Problem statement →
The records below must be retyped exactly.

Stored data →
^^^^^^^^
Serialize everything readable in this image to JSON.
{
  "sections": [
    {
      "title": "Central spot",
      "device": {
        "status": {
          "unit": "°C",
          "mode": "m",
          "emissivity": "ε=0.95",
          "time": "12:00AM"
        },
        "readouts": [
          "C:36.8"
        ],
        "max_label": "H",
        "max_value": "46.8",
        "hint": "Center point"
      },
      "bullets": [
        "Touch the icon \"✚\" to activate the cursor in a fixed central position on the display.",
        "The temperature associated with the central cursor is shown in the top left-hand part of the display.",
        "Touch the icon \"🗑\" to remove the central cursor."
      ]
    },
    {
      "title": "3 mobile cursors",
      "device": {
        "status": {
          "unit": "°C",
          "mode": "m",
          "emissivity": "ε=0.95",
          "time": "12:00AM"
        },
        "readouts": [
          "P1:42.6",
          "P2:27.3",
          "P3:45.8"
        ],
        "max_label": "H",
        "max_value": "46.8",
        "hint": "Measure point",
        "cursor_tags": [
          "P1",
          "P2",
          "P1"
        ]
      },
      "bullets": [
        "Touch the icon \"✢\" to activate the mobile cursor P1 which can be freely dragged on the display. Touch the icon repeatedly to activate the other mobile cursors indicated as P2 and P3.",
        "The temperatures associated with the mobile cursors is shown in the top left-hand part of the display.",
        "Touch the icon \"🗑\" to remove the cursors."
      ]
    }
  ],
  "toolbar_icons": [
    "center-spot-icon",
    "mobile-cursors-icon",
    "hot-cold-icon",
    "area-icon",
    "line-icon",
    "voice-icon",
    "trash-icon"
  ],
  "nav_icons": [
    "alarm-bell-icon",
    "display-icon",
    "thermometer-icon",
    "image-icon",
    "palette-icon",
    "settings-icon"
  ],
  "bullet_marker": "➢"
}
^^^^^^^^
Output of the task →
Serialize everything readable in this image to JSON.
{
  "sections": [
    {
      "title": "Central spot",
      "device": {
        "status": {
          "unit": "°C",
          "mode": "m",
          "emissivity": "ε=0.95",
          "time": "12:00AM"
        },
        "readouts": [
          "C:36.8"
        ],
        "max_label": "H",
        "max_value": "46.8",
        "hint": "Center point"
      },
      "bullets": [
        "Touch the icon \"✚\" to activate the cursor in a fixed central position on the display.",
        "The temperature associated with the central cursor is shown in the top left-hand part of the display.",
        "Touch the icon \"🗑\" to remove the central cursor."
      ]
    },
    {
      "title": "3 mobile cursors",
      "device": {
        "status": {
          "unit": "°C",
          "mode": "m",
          "emissivity": "ε=0.95",
          "time": "12:00AM"
        },
        "readouts": [
          "P1:42.6",
          "P2:27.3",
          "P3:45.8"
        ],
        "max_label": "H",
        "max_value": "46.8",
        "hint": "Measure point",
        "cursor_tags": [
          "P1",
          "P2",
          "P1"
        ]
      },
      "bullets": [
        "Touch the icon \"✢\" to activate the mobile cursor P1 which can be freely dragged on the display. Touch the icon repeatedly to activate the other mobile cursors indicated as P2 and P3.",
        "The temperatures associated with the mobile cursors is shown in the top left-hand part of the display.",
        "Touch the icon \"🗑\" to remove the cursors."
      ]
    }
  ],
  "toolbar_icons": [
    "center-spot-icon",
    "mobile-cursors-icon",
    "hot-cold-icon",
    "area-icon",
    "line-icon",
    "voice-icon",
    "trash-icon"
  ],
  "nav_icons": [
    "alarm-bell-icon",
    "display-icon",
    "thermometer-icon",
    "image-icon",
    "palette-icon",
    "settings-icon"
  ],
  "bullet_marker": "➢"
}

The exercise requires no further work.